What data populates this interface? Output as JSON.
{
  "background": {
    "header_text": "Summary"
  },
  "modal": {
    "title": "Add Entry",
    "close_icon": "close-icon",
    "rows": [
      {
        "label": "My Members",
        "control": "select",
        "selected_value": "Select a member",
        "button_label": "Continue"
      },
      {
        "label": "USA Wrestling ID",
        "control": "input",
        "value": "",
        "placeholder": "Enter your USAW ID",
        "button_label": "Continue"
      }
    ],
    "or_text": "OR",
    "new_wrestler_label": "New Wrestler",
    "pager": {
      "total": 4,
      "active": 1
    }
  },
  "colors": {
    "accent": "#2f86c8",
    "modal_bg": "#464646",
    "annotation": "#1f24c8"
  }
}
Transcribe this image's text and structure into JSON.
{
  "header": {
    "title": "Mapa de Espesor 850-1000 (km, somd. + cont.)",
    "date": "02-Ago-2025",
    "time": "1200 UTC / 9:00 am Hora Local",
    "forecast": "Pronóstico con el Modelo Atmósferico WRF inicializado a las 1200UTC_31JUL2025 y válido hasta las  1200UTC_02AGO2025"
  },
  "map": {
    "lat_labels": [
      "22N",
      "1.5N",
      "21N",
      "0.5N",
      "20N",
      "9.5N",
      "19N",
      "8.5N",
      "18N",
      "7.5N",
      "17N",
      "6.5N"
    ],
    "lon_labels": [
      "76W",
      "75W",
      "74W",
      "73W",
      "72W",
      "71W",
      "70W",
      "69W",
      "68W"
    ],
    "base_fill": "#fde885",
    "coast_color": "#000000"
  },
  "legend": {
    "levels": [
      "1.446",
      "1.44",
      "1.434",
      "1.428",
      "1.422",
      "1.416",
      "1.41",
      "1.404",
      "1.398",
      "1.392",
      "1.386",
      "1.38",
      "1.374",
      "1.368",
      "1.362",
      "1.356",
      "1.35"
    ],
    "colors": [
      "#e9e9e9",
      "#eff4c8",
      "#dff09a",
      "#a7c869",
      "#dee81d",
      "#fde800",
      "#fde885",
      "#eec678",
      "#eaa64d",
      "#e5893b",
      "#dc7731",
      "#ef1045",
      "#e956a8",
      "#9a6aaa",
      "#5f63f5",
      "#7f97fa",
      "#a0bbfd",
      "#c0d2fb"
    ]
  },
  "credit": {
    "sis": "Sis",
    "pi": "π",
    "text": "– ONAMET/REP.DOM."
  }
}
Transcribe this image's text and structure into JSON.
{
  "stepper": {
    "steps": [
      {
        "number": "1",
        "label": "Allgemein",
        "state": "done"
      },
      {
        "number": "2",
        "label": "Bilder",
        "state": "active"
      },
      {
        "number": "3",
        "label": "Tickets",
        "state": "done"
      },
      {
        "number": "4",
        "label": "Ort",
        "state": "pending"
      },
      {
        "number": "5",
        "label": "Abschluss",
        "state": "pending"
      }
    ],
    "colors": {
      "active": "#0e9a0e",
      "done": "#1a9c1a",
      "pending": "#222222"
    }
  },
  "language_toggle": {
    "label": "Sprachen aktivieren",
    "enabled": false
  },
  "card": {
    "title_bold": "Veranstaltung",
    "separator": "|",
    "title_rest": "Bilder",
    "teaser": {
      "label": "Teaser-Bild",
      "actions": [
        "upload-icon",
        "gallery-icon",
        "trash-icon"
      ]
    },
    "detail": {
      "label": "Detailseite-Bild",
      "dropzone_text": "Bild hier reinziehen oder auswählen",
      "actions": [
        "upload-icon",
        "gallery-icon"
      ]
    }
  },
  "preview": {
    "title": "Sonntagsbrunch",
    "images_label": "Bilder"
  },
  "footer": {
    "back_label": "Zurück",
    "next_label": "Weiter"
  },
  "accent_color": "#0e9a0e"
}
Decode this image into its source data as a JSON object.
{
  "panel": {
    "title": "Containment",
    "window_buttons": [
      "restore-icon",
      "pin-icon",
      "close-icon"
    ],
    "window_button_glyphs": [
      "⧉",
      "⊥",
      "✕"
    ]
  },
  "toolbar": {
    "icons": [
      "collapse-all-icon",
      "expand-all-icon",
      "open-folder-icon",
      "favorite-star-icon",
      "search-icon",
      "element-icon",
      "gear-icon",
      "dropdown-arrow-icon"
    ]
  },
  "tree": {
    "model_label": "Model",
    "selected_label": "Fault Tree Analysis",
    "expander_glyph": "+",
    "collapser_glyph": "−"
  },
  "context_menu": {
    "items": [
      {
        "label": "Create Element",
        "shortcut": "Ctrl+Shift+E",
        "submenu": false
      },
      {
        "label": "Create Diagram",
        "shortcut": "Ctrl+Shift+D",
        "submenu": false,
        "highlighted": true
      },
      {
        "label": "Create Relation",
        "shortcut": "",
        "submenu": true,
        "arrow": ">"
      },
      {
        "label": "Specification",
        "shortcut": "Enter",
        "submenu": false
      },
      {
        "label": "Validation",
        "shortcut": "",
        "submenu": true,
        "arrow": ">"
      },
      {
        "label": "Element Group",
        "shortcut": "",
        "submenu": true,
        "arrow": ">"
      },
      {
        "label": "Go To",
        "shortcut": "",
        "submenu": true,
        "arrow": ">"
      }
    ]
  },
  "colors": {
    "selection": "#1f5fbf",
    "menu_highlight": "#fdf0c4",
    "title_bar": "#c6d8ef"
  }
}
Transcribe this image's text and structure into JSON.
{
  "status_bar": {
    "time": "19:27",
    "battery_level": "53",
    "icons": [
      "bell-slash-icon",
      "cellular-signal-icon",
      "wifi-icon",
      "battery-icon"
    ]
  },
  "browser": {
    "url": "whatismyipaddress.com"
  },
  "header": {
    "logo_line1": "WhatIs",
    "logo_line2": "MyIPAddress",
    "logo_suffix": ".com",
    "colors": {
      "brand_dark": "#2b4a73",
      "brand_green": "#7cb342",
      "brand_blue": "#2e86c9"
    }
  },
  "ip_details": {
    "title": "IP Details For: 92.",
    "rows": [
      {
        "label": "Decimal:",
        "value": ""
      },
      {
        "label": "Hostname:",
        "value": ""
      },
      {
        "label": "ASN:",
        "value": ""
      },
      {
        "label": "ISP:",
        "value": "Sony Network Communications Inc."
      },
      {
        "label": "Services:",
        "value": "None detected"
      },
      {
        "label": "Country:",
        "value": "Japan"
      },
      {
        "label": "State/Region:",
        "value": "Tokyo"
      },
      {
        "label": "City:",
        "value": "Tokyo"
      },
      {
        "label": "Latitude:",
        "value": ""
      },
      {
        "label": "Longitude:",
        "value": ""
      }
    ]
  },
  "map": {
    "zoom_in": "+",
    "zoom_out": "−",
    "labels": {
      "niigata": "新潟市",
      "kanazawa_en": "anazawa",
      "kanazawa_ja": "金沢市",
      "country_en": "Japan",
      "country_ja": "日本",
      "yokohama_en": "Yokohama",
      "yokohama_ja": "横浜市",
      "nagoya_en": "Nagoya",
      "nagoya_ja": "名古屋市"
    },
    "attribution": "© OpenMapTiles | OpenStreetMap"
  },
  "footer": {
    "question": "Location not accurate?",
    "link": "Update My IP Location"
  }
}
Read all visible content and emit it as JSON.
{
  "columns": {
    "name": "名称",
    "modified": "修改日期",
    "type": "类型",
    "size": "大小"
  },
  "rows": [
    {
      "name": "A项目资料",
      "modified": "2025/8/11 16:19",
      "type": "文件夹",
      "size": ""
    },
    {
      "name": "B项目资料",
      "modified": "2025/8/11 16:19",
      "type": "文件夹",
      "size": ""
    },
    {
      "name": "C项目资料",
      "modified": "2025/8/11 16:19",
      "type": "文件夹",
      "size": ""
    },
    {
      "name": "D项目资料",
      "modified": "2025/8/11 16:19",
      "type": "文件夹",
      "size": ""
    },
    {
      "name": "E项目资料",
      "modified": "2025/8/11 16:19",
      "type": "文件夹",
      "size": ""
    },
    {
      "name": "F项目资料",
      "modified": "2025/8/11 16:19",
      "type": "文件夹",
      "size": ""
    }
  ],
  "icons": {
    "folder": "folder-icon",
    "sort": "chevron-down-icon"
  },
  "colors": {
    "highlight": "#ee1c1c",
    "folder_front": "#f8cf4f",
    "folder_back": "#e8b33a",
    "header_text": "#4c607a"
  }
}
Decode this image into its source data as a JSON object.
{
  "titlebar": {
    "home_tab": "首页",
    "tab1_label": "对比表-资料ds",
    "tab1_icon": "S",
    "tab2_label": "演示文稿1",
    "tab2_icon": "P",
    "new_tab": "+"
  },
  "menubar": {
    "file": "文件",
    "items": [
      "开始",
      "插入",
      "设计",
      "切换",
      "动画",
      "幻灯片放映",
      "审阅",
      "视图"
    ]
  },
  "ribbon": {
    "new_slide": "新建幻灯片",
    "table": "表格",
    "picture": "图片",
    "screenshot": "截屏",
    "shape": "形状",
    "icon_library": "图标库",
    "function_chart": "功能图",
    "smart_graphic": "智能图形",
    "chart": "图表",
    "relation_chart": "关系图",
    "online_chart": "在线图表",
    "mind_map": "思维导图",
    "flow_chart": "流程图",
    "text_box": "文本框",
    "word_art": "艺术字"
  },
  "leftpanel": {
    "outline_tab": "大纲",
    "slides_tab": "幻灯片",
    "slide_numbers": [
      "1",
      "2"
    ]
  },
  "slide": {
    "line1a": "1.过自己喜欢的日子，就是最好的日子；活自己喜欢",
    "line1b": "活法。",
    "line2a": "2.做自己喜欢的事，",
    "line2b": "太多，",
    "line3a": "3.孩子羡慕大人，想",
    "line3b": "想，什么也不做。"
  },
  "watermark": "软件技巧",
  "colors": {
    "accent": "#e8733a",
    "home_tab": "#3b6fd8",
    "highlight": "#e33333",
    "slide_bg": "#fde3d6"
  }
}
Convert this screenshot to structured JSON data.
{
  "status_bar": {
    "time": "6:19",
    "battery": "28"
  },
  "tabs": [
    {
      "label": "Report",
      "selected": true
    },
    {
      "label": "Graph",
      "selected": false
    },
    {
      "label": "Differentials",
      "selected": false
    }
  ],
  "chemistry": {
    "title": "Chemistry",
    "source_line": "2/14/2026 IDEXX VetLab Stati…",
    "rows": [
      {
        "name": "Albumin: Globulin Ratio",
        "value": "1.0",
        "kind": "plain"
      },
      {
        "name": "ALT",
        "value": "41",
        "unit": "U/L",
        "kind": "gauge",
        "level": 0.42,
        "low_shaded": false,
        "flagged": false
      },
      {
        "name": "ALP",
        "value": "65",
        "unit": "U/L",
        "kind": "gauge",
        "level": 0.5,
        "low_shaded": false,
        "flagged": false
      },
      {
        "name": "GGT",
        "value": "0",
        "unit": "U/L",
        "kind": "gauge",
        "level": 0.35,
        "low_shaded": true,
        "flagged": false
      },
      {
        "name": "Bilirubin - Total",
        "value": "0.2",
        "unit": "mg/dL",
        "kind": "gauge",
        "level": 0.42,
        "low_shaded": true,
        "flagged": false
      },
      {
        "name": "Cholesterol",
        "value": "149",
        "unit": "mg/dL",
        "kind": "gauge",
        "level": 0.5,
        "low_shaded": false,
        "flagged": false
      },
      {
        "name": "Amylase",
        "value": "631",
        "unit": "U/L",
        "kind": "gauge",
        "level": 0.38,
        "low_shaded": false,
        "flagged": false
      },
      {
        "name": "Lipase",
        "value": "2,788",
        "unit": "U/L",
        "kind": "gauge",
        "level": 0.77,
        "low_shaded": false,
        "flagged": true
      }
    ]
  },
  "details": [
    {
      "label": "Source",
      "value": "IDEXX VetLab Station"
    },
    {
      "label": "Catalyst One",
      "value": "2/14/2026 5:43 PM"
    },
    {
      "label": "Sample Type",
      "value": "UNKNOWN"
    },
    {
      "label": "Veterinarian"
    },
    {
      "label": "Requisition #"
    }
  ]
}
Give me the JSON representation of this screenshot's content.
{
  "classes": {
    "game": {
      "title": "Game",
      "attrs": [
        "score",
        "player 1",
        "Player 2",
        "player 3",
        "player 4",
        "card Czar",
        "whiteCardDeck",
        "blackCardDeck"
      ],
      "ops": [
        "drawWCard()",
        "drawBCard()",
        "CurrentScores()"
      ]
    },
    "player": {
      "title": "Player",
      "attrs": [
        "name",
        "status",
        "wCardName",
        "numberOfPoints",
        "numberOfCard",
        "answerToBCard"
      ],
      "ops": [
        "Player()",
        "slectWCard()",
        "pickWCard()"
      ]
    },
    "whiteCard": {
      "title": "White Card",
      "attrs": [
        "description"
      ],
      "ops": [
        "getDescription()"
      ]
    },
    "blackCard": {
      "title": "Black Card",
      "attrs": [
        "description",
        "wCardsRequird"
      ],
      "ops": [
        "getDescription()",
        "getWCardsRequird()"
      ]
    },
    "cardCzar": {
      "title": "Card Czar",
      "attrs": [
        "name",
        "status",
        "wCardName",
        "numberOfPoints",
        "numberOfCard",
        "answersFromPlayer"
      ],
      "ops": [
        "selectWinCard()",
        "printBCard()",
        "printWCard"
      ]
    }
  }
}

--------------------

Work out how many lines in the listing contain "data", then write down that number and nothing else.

4